So whether you want to save wildlife, create a healthy lifestyle for your cat, or just give us a bit of a break here at VINS, start taking steps to move your cat inside today!

Additional Resources:

American Bird Conservancy on keeping cats indoors

“The Truth About Cats and Birds” by Andrew C. Revkin (The New York Times)

Wednesday, July 8, 2015

Patient Profile: Eastern Phoebe

by Becca Novello
Intern, Center for Wild Bird Rehabilitation

Species: Eastern Phoebe

Age: Fledglings

Cause for Admission: Abduction - Healthy birds removed from nest and parents

These three Phoebes came to us on June 17th as fledglings, but their road to rehab actually began ten days before that. After finding their nest at a construction site, some members of the public took the nestlings into their own care. Though the intentions were good, the Phoebes became seriously malnourished over the course of those ten days – baby birds require a very specific diet and can’t develop properly without it.*

By the time they arrived in our care, the Phoebes were in bad condition. Their feathers were tattered and broken, so the birds were unable to maintain their waterproofing or regulate their core temperature. They would have had no way to protect themselves from the weather in the wild, and they would have been forced to spend precious energy producing heat that they couldn’t even hold onto. Beyond that, some of the birds hadn’t grown any tail feathers at all, though they were old enough that those feathers should have been well developed. 

Proper tail feather development is important to all birds, but Phoebes in particular rely on their tails to facilitate some pretty impressive maneuvering. They primarily eat flying insects, so they have to be able to catch their prey right out of the air.

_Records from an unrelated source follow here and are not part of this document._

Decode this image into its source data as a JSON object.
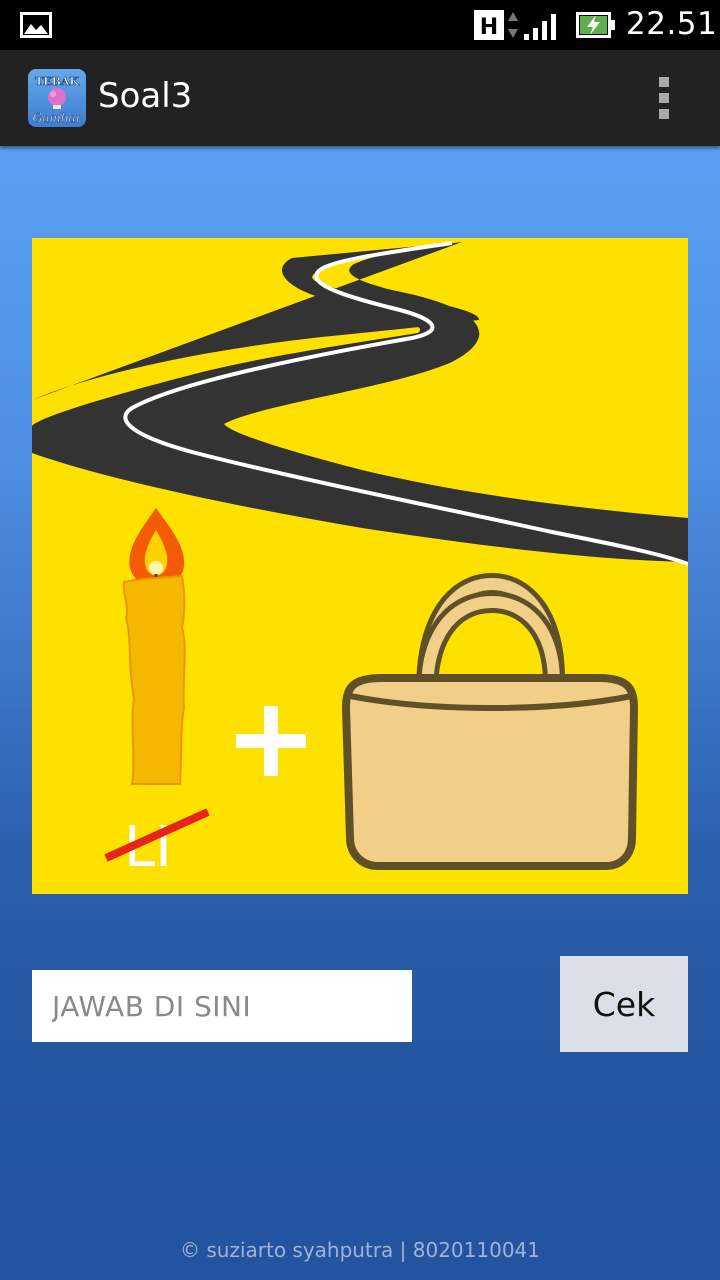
{
  "status_bar": {
    "time": "22.51",
    "network_type": "H",
    "icons": [
      "gallery-icon",
      "h-network-icon",
      "data-arrows-icon",
      "signal-icon",
      "battery-charging-icon"
    ]
  },
  "action_bar": {
    "app_icon": "tebak-gambar-icon",
    "app_icon_text_top": "TEBAK",
    "app_icon_text_bottom": "Gambar",
    "title": "Soal3",
    "overflow_icon": "overflow-menu-icon"
  },
  "puzzle": {
    "elements": [
      "road-image",
      "candle-image",
      "plus-sign",
      "bag-image"
    ],
    "removed_letters": "LI",
    "colors": {
      "background": "#ffe100",
      "road": "#333333",
      "road_line": "#ffffff",
      "candle": "#f5b800",
      "strike": "#e8231a",
      "bag": "#f1cf88",
      "bag_outline": "#5f5028"
    }
  },
  "answer": {
    "placeholder": "JAWAB DI SINI",
    "value": ""
  },
  "check_button": {
    "label": "Cek"
  },
  "footer": {
    "text": "© suziarto syahputra  |  8020110041"
  },
  "colors": {
    "status_bar": "#000000",
    "action_bar": "#222222",
    "bg_top": "#5b9ff3",
    "bg_bottom": "#2453a0",
    "button_bg": "#dcdfe8"
  }
}
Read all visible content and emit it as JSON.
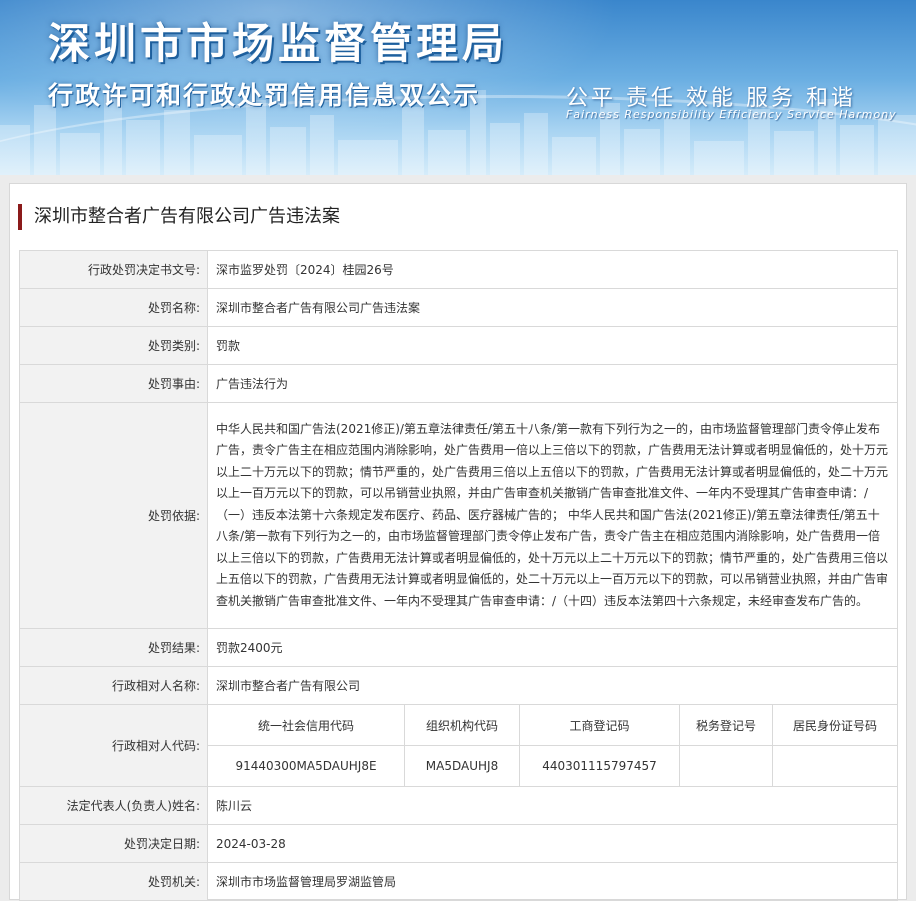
{
  "banner": {
    "title": "深圳市市场监督管理局",
    "subtitle": "行政许可和行政处罚信用信息双公示",
    "slogan": "公平  责任  效能  服务  和谐",
    "slogan_en": "Fairness  Responsibility  Efficiency  Service  Harmony"
  },
  "case_title": "深圳市整合者广告有限公司广告违法案",
  "fields": {
    "decision_no": {
      "label": "行政处罚决定书文号:",
      "value": "深市监罗处罚〔2024〕桂园26号"
    },
    "penalty_name": {
      "label": "处罚名称:",
      "value": "深圳市整合者广告有限公司广告违法案"
    },
    "penalty_type": {
      "label": "处罚类别:",
      "value": "罚款"
    },
    "penalty_reason": {
      "label": "处罚事由:",
      "value": "广告违法行为"
    },
    "penalty_basis": {
      "label": "处罚依据:",
      "value": "中华人民共和国广告法(2021修正)/第五章法律责任/第五十八条/第一款有下列行为之一的，由市场监督管理部门责令停止发布广告，责令广告主在相应范围内消除影响，处广告费用一倍以上三倍以下的罚款，广告费用无法计算或者明显偏低的，处十万元以上二十万元以下的罚款；情节严重的，处广告费用三倍以上五倍以下的罚款，广告费用无法计算或者明显偏低的，处二十万元以上一百万元以下的罚款，可以吊销营业执照，并由广告审查机关撤销广告审查批准文件、一年内不受理其广告审查申请：/（一）违反本法第十六条规定发布医疗、药品、医疗器械广告的； 中华人民共和国广告法(2021修正)/第五章法律责任/第五十八条/第一款有下列行为之一的，由市场监督管理部门责令停止发布广告，责令广告主在相应范围内消除影响，处广告费用一倍以上三倍以下的罚款，广告费用无法计算或者明显偏低的，处十万元以上二十万元以下的罚款；情节严重的，处广告费用三倍以上五倍以下的罚款，广告费用无法计算或者明显偏低的，处二十万元以上一百万元以下的罚款，可以吊销营业执照，并由广告审查机关撤销广告审查批准文件、一年内不受理其广告审查申请：/（十四）违反本法第四十六条规定，未经审查发布广告的。"
    },
    "penalty_result": {
      "label": "处罚结果:",
      "value": "罚款2400元"
    },
    "counterparty_name": {
      "label": "行政相对人名称:",
      "value": "深圳市整合者广告有限公司"
    },
    "counterparty_code": {
      "label": "行政相对人代码:",
      "headers": [
        "统一社会信用代码",
        "组织机构代码",
        "工商登记码",
        "税务登记号",
        "居民身份证号码"
      ],
      "values": [
        "91440300MA5DAUHJ8E",
        "MA5DAUHJ8",
        "440301115797457",
        "",
        ""
      ]
    },
    "legal_rep": {
      "label": "法定代表人(负责人)姓名:",
      "value": "陈川云"
    },
    "decision_date": {
      "label": "处罚决定日期:",
      "value": "2024-03-28"
    },
    "authority": {
      "label": "处罚机关:",
      "value": "深圳市市场监督管理局罗湖监管局"
    }
  }
}
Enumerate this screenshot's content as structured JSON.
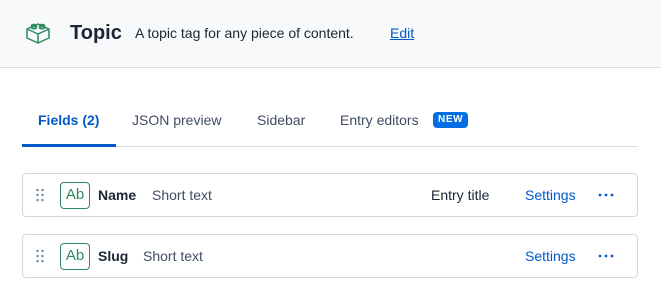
{
  "header": {
    "title": "Topic",
    "description": "A topic tag for any piece of content.",
    "edit_label": "Edit",
    "logo_icon": "lego-block-icon",
    "accent_color": "#2d8a5e"
  },
  "tabs": [
    {
      "label": "Fields (2)",
      "active": true
    },
    {
      "label": "JSON preview",
      "active": false
    },
    {
      "label": "Sidebar",
      "active": false
    },
    {
      "label": "Entry editors",
      "active": false,
      "badge": "NEW"
    }
  ],
  "fields": [
    {
      "type_icon_label": "Ab",
      "name": "Name",
      "type": "Short text",
      "meta": "Entry title",
      "settings_label": "Settings",
      "more_icon": "more-horizontal-icon"
    },
    {
      "type_icon_label": "Ab",
      "name": "Slug",
      "type": "Short text",
      "meta": "",
      "settings_label": "Settings",
      "more_icon": "more-horizontal-icon"
    }
  ],
  "colors": {
    "primary": "#0059c8",
    "badge": "#036fe3",
    "header_bg": "#f7f9fa"
  }
}
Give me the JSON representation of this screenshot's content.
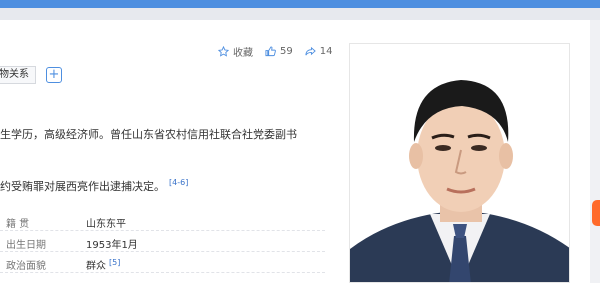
{
  "header": {
    "favorite_label": "收藏",
    "like_count": "59",
    "share_count": "14"
  },
  "tags": {
    "relation_label": "物关系",
    "add_symbol": "+"
  },
  "intro": {
    "line1": "生学历，高级经济师。曾任山东省农村信用社联合社党委副书",
    "line2": "约受贿罪对展西亮作出逮捕决定。",
    "line2_ref": "[4-6]"
  },
  "info": {
    "rows": [
      {
        "key": "籍    贯",
        "value": "山东东平",
        "ref": ""
      },
      {
        "key": "出生日期",
        "value": "1953年1月",
        "ref": ""
      },
      {
        "key": "政治面貌",
        "value": "群众",
        "ref": "[5]"
      }
    ]
  },
  "colors": {
    "accent": "#4e8fe0",
    "link": "#3a73c9",
    "scroll_handle": "#ff6a2a",
    "suit": "#2b3a55"
  },
  "icons": {
    "favorite": "star-icon",
    "like": "thumbs-up-icon",
    "share": "share-icon",
    "add": "plus-icon"
  }
}
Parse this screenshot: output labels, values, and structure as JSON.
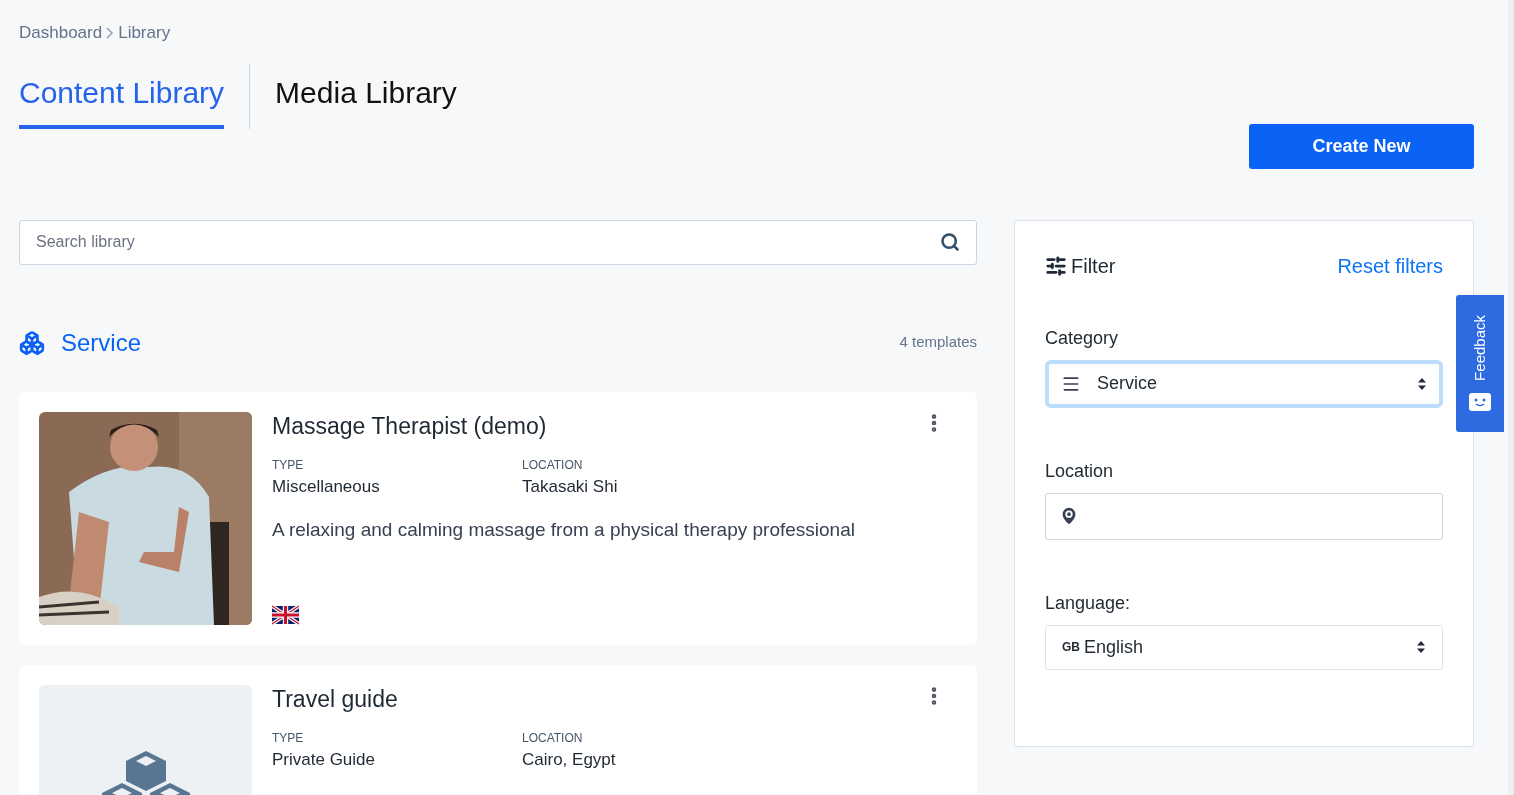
{
  "breadcrumb": [
    "Dashboard",
    "Library"
  ],
  "tabs": [
    {
      "label": "Content Library",
      "selected": true
    },
    {
      "label": "Media Library",
      "selected": false
    }
  ],
  "create_button": "Create New",
  "search": {
    "placeholder": "Search library"
  },
  "section": {
    "title": "Service",
    "count": "4 templates"
  },
  "cards": [
    {
      "title": "Massage Therapist (demo)",
      "type_label": "TYPE",
      "type": "Miscellaneous",
      "location_label": "LOCATION",
      "location": "Takasaki Shi",
      "description": "A relaxing and calming massage from a physical therapy professional",
      "flag": true
    },
    {
      "kind": "placeholder",
      "title": "Travel guide",
      "type_label": "TYPE",
      "type": "Private Guide",
      "location_label": "LOCATION",
      "location": "Cairo, Egypt",
      "flag": false
    }
  ],
  "filter": {
    "title": "Filter",
    "reset": "Reset filters",
    "category_label": "Category",
    "category": "Service",
    "category_focused": true,
    "location_label": "Location",
    "language_label": "Language:",
    "language_code": "GB",
    "language": "English"
  },
  "feedback": "Feedback"
}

They watch closely for insects from low perches; when they see a potential meal passing by, they flit off the perch, snag it in their beak, and swing right back to home base. They sometimes even hover in midair to glean insects off of foliage! Their quick changes of direction require incredible control of movement, and Phoebes use their long, thin tail like a rudder, constantly making tiny adjustments. Without the proper feather condition and fully-grown tails, these Phoebes wouldn’t stand a chance on their own. And besides, what would a Phoebe be without its characteristic tail twitch? 

Status: Ongoing assessment with an expected release
Though the consequences of the Phoebes’ malnutrition will take time to overcome, their overall condition has improved greatly since their arrival. We’ve had them on a proper diet that’s rich in protein, and their tails are growing in beautifully! They’re in an outdoor enclosure now, developing skills that will be necessary to them as adults in the wild. They make longer and more controlled flights each day, and they recently figured out how to smack their prey against their perches to kill it – including their cooked egg and soaked kitten food. Over the coming days and weeks, we will be evaluating their flight and watching for their tails to fill out. We’re hoping that a release is in the cards for these guys – we’ll think of them whenever we hear a raspy “PHOE-be!” through our windows.

*Please remember: Besides the fact that wild birds require incredibly specific and intensive care, keeping them without a license is illegal.  If you see a bird that you believe to be injured, ill, or orphaned, call the VINS hotline immediately! We can advise you on how to best deal with the situation and what to do if interference is necessary. If we aren’t there to answer the phone, be sure to leave us a message with your name, number, and situation, and we’ll get back to you as soon as possible.